DESCRIPTION OF THE TASK – Please provide the entries below again, word for word.

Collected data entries
● ● ●
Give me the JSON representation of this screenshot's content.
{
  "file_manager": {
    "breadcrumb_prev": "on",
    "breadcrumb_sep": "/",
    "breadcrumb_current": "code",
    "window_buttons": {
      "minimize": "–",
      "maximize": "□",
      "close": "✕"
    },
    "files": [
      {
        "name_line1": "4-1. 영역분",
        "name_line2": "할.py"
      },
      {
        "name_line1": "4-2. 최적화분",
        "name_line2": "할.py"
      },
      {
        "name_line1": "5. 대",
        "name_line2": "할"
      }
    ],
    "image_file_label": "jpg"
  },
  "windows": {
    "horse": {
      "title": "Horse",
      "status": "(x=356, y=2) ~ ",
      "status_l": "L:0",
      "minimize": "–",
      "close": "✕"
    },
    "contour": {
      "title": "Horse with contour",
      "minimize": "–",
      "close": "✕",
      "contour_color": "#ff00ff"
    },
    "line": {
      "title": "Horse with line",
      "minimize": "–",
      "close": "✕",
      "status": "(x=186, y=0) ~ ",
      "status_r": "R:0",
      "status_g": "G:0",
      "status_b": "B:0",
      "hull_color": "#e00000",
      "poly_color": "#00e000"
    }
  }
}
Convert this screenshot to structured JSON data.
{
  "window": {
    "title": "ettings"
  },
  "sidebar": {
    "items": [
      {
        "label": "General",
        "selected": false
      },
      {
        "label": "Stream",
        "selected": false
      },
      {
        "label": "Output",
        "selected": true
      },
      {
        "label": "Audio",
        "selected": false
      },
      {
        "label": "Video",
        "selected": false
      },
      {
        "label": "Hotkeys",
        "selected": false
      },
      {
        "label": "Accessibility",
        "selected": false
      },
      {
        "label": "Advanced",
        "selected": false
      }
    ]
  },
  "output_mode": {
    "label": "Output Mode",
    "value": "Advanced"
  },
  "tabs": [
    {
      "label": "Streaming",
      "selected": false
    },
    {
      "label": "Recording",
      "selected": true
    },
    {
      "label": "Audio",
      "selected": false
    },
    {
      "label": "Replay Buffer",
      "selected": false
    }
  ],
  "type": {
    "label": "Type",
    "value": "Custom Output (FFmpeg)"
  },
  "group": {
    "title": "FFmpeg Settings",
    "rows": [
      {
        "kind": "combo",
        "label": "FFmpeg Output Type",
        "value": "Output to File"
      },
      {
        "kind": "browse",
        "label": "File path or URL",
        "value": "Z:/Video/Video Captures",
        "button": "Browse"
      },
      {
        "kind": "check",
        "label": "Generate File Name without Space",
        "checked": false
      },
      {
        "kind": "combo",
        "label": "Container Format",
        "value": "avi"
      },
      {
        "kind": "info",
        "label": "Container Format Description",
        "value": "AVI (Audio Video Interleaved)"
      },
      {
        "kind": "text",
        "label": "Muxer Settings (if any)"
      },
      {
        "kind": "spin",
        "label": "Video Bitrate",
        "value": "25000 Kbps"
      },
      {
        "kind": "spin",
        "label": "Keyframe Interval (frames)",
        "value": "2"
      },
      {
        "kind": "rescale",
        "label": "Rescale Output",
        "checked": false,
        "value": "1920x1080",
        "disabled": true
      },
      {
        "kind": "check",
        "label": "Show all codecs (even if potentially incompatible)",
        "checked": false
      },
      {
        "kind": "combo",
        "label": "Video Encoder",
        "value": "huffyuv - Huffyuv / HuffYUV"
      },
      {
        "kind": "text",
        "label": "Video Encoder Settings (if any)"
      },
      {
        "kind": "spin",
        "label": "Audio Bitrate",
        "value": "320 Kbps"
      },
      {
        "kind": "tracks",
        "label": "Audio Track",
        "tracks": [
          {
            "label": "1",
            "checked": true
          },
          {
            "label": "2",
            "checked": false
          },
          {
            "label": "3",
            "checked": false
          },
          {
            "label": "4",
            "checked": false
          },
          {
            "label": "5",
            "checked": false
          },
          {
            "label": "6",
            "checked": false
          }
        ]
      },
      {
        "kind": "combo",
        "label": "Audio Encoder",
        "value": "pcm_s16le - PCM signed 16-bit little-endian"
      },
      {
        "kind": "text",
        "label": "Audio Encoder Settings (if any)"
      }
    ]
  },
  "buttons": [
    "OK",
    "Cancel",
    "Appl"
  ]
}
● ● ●
SOLUTION TO THIS PROBLEM –
Give me the JSON representation of this screenshot's content.
{
  "file_manager": {
    "breadcrumb_prev": "on",
    "breadcrumb_sep": "/",
    "breadcrumb_current": "code",
    "window_buttons": {
      "minimize": "–",
      "maximize": "□",
      "close": "✕"
    },
    "files": [
      {
        "name_line1": "4-1. 영역분",
        "name_line2": "할.py"
      },
      {
        "name_line1": "4-2. 최적화분",
        "name_line2": "할.py"
      },
      {
        "name_line1": "5. 대",
        "name_line2": "할"
      }
    ],
    "image_file_label": "jpg"
  },
  "windows": {
    "horse": {
      "title": "Horse",
      "status": "(x=356, y=2) ~ ",
      "status_l": "L:0",
      "minimize": "–",
      "close": "✕"
    },
    "contour": {
      "title": "Horse with contour",
      "minimize": "–",
      "close": "✕",
      "contour_color": "#ff00ff"
    },
    "line": {
      "title": "Horse with line",
      "minimize": "–",
      "close": "✕",
      "status": "(x=186, y=0) ~ ",
      "status_r": "R:0",
      "status_g": "G:0",
      "status_b": "B:0",
      "hull_color": "#e00000",
      "poly_color": "#00e000"
    }
  }
}
Convert this screenshot to structured JSON data.
{
  "window": {
    "title": "ettings"
  },
  "sidebar": {
    "items": [
      {
        "label": "General",
        "selected": false
      },
      {
        "label": "Stream",
        "selected": false
      },
      {
        "label": "Output",
        "selected": true
      },
      {
        "label": "Audio",
        "selected": false
      },
      {
        "label": "Video",
        "selected": false
      },
      {
        "label": "Hotkeys",
        "selected": false
      },
      {
        "label": "Accessibility",
        "selected": false
      },
      {
        "label": "Advanced",
        "selected": false
      }
    ]
  },
  "output_mode": {
    "label": "Output Mode",
    "value": "Advanced"
  },
  "tabs": [
    {
      "label": "Streaming",
      "selected": false
    },
    {
      "label": "Recording",
      "selected": true
    },
    {
      "label": "Audio",
      "selected": false
    },
    {
      "label": "Replay Buffer",
      "selected": false
    }
  ],
  "type": {
    "label": "Type",
    "value": "Custom Output (FFmpeg)"
  },
  "group": {
    "title": "FFmpeg Settings",
    "rows": [
      {
        "kind": "combo",
        "label": "FFmpeg Output Type",
        "value": "Output to File"
      },
      {
        "kind": "browse",
        "label": "File path or URL",
        "value": "Z:/Video/Video Captures",
        "button": "Browse"
      },
      {
        "kind": "check",
        "label": "Generate File Name without Space",
        "checked": false
      },
      {
        "kind": "combo",
        "label": "Container Format",
        "value": "avi"
      },
      {
        "kind": "info",
        "label": "Container Format Description",
        "value": "AVI (Audio Video Interleaved)"
      },
      {
        "kind": "text",
        "label": "Muxer Settings (if any)"
      },
      {
        "kind": "spin",
        "label": "Video Bitrate",
        "value": "25000 Kbps"
      },
      {
        "kind": "spin",
        "label": "Keyframe Interval (frames)",
        "value": "2"
      },
      {
        "kind": "rescale",
        "label": "Rescale Output",
        "checked": false,
        "value": "1920x1080",
        "disabled": true
      },
      {
        "kind": "check",
        "label": "Show all codecs (even if potentially incompatible)",
        "checked": false
      },
      {
        "kind": "combo",
        "label": "Video Encoder",
        "value": "huffyuv - Huffyuv / HuffYUV"
      },
      {
        "kind": "text",
        "label": "Video Encoder Settings (if any)"
      },
      {
        "kind": "spin",
        "label": "Audio Bitrate",
        "value": "320 Kbps"
      },
      {
        "kind": "tracks",
        "label": "Audio Track",
        "tracks": [
          {
            "label": "1",
            "checked": true
          },
          {
            "label": "2",
            "checked": false
          },
          {
            "label": "3",
            "checked": false
          },
          {
            "label": "4",
            "checked": false
          },
          {
            "label": "5",
            "checked": false
          },
          {
            "label": "6",
            "checked": false
          }
        ]
      },
      {
        "kind": "combo",
        "label": "Audio Encoder",
        "value": "pcm_s16le - PCM signed 16-bit little-endian"
      },
      {
        "kind": "text",
        "label": "Audio Encoder Settings (if any)"
      }
    ]
  },
  "buttons": [
    "OK",
    "Cancel",
    "Appl"
  ]
}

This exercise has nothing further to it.